mardi 2 février 2010


Blogging is fun. One can write short messages, update them if needed, add pictures and videos in a few seconds. I cannot do any of these when I write for Concertonet whose readership is more than 20 k worldwide. This is not an issue of paying a price to reach such an audience, it is a genuine complement to te work done in Concertonet.

I have added a few blogs on my personal list. Most except one are written by people who like me do not seem to be performers but commentators. On an overgrown path is the one that got me started thanks to the encouragement of its writer, Bob Shingleton. All of you must be aware of Alex Ross whose book The Rest is Noise is a must-read. Alex has developed several outstanding pages where he analyses musical examples showing how the language of composers evolved in parallel during modern times. I look forwards to his forthcoming new book: listen to this. The two newcomers are Intermezzo and Boulezian. Like Bob's, both originate from the UK. One has always informative and unusual news, the other one some sound comments. Both must be having a great time listening to the Schoenberg Beethoven cycle given by Daniel Barenboim and his Berliner forces.

The one blog which stands aside is the one by John Adams, often labelled the most played composer of our time. I cannot recommend too strongly Adams's music which I discovered while studying at Harvard in 1990. Rattle came to conduct the BSO in the choral piece Harmonium. Probably, the only reason this very piece is not as often played is because it requires a large number of performers. It is definitely a masterpiece which blends Sibelius-like lines with modern harmonies and a mastery of orchestration. After hearing it, I was so much in the sound world created by the piece that I "suffered" in the noisy Boston Metro. I felt very lucky to catch him conducting Boulez's own Ensemble Intercontemporain in his music as well as in the iconic Nixon in China. I heard the controversial Klinghoffer whose music, especially the choruses are superb but whose message behind the stiry escapes me.

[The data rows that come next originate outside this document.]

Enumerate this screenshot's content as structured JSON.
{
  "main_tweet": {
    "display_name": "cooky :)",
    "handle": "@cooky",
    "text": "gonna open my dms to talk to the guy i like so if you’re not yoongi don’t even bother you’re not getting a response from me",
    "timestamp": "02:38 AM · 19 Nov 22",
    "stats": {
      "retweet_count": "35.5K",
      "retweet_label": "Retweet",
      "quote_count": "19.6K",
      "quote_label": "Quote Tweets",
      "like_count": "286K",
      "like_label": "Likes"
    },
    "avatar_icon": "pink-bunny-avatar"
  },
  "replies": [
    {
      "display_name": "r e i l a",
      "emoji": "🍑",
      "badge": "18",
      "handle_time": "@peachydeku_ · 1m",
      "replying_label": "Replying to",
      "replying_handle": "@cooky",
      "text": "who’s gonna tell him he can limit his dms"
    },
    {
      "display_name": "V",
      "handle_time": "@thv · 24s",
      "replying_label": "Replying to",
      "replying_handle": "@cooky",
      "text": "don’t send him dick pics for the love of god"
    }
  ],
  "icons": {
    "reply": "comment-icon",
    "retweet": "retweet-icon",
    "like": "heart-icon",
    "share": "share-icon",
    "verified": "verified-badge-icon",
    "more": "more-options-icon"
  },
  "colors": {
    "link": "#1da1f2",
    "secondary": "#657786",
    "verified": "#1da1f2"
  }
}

In addition to his music, Adams is a prolific writer and his autobiography is a fascinating study of how he assimilated and then integrated and developed outside complementary and conflicting musical styles to create his own. Again, this is a must-read. His blog is witty and entertaining and he does not comment on other people works. It is the very example of a creators blog, not a mere critic one.